Well I returned from a brief visit to the University of Pennsylvania campus and I’m happy to report that – at least as far as I can tell – the sky is not falling.
Signs of the impending big-bad-BDS event were non-existent (although I did see Alan Dershowitz’s punim staring me in the face on multiple locations). And while PennBDS organizers were busy working themselves into an indignant snit over one less-than-elegant article responding to their event (such faux outrage serving as an excuse to continue pretending that other and stronger arguments against their cause do not exist), other people have been busy on the U Penn campus as well.
I mentioned Dersowitz who was invited by the local Jewish community to speak on the subject of “Why Israel Matters to You, Me and Penn” (although I suspect he’ll work a few words on what he thinks about the BDS “movement” into his talk). And, at last count, over 900 people have signed up to attend the event. On the surface, this seems like just three times the number of people who will be going to PennBDS, but when you realize that the number of actual Penn students involved with and attending the BDS program is between two and three dozen, you’re looking at a pro-Israel to anti-Israel campus attendance ratio of closer to 30:1.
And the response to PennBDS doesn’t stop there. Just as the Somerville divestment battles of 2004-2006 created a Zionist enclave alongside Boston and Cambridge, leaving no other BDS footprints beyond the city (except, perhaps, this blog), so to PennBDS seems to have kicked off a Zionist renaissance on campus.
The school’s administration, which has always been supportive of its relationship the Jewish state, was given the opportunity to speak out on the value of that relationship and to look at ways to strengthen and extend it. Jewish students who might have put their energies into other religious or secular extra-curriculars are instead raising funds Penn-Israel programs, talking to their friends about the real Israel (not the wicked witch Israel of BDS fairy tales) and marching en mass to buy out the very products the BDSers insisted be boycotted.

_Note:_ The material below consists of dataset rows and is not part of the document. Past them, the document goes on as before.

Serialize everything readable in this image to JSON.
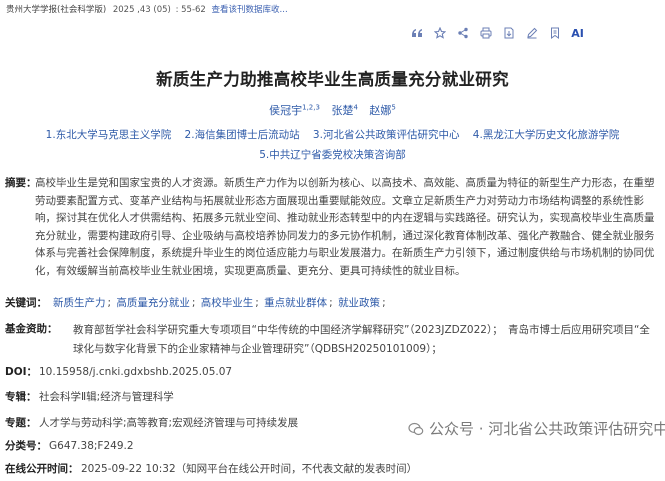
{
  "source": {
    "publication": "贵州大学学报(社会科学版)",
    "issue": "2025 ,43 (05)",
    "pages": "55-62",
    "database_link": "查看该刊数据库收..."
  },
  "toolbar": {
    "icons": [
      "quote-icon",
      "star-icon",
      "share-icon",
      "print-icon",
      "download-icon",
      "note-icon",
      "bookmark-icon"
    ],
    "ai_label": "AI"
  },
  "title": "新质生产力助推高校毕业生高质量充分就业研究",
  "authors": [
    {
      "name": "侯冠宇",
      "sup": "1,2,3"
    },
    {
      "name": "张楚",
      "sup": "4"
    },
    {
      "name": "赵娜",
      "sup": "5"
    }
  ],
  "affiliations": [
    "1.东北大学马克思主义学院",
    "2.海信集团博士后流动站",
    "3.河北省公共政策评估研究中心",
    "4.黑龙江大学历史文化旅游学院",
    "5.中共辽宁省委党校决策咨询部"
  ],
  "abstract": {
    "label": "摘要：",
    "text": "高校毕业生是党和国家宝贵的人才资源。新质生产力作为以创新为核心、以高技术、高效能、高质量为特征的新型生产力形态，在重塑劳动要素配置方式、变革产业结构与拓展就业形态方面展现出重要赋能效应。文章立足新质生产力对劳动力市场结构调整的系统性影响，探讨其在优化人才供需结构、拓展多元就业空间、推动就业形态转型中的内在逻辑与实践路径。研究认为，实现高校毕业生高质量充分就业，需要构建政府引导、企业吸纳与高校培养协同发力的多元协作机制，通过深化教育体制改革、强化产教融合、健全就业服务体系与完善社会保障制度，系统提升毕业生的岗位适应能力与职业发展潜力。在新质生产力引领下，通过制度供给与市场机制的协同优化，有效缓解当前高校毕业生就业困境，实现更高质量、更充分、更具可持续性的就业目标。"
  },
  "keywords": {
    "label": "关键词：",
    "items": [
      "新质生产力",
      "高质量充分就业",
      "高校毕业生",
      "重点就业群体",
      "就业政策"
    ]
  },
  "funding": {
    "label": "基金资助：",
    "text": "教育部哲学社会科学研究重大专项项目“中华传统的中国经济学解释研究”（2023JZDZ022）；　青岛市博士后应用研究项目“全球化与数字化背景下的企业家精神与企业管理研究”（QDBSH20250101009）；"
  },
  "doi": {
    "label": "DOI：",
    "value": "10.15958/j.cnki.gdxbshb.2025.05.07"
  },
  "series": {
    "label": "专辑：",
    "value": "社会科学Ⅱ辑;经济与管理科学"
  },
  "topic": {
    "label": "专题：",
    "value": "人才学与劳动科学;高等教育;宏观经济管理与可持续发展"
  },
  "classification": {
    "label": "分类号：",
    "value": "G647.38;F249.2"
  },
  "online_time": {
    "label": "在线公开时间：",
    "value": "2025-09-22 10:32（知网平台在线公开时间，不代表文献的发表时间）"
  },
  "watermark": {
    "text": "公众号 · 河北省公共政策评估研究中心"
  },
  "colors": {
    "link": "#2e5aa8",
    "text": "#444444",
    "label": "#222222"
  }
}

All in all, not a bad set of outcomes for a three-day event that has yet to happen. Oh sure, I know that the attendees of the PennBDS event come from a number of campuses, and they are likely to take what they learn this weekend and use it to try to gin up enthusiasm for boycott and divestment campaigns when they get back home. But it’s not like anything new is going on. In fact, such campaigns have been a cornerstone of campus life for more than a decade and today Israel’s relationship with American colleges and universities (like its economy and popularity among the US population) are stronger than they’ve ever been.
With that as backdrop, it’s time to take care of some housekeeping.
First, here is an editorial I was lucky to have been given the opportunity to pen for the Philadelphia Jewish exponent. While this will no doubt be used by BDS proponents as more evidence of their wild success (Look! Someone else is criticizing us! We must be powerful!), the fact that the PennBDSers have done everything in their power to avoid acknowledging (much less confronting) a month-long effort to take on their arguments just demonstrates that they are willing to do everything for their cause except defend it. In short, as my editorial makes clear: the big news story about PennBDS specifically is the same decade-old news story about BDS in general, that it’s a L-O-S-E-R.
Second, I’ve rearranged and re-titled items on the PennBDS-Oy landing page so that they better conform to the final agenda for the actual PennBDS program.
Third (and most exciting), I figured out a way to turn all of the material that’s appeared on this site over the last month into an ebook in a variety of formats. So if you’re looking for something to read while the PennBDS program is going on (ideally from within the conference itself), go to this page to download your book free of charge (or read it online at Scribd). And spread the word.
As this series closes up (and please forgive me if things slow down here starting tomorrow), I wanted to wrap with an answer to a question that’s come up a few times since this series started, namely why do this at all? After all, the PennBDS event is not that big a deal (other similar programs have come and gone without this level of response). And even if I were whoring for blog hits (as a PennBDS organizer once accused in the comments section on this story), historically the one sure way of reducing readership has been to write a multi-part series (like this one and this one that are actually points of pride).
Now I’ve provided lofty explanations regarding my choice to blog about this subject generally. And while I stick by those explanations, the reasons for the last 29 pieces in 29 days is far more mundane and simple: I like to write, I like a challenge, and I don’t like bullies.
The rest is commentary.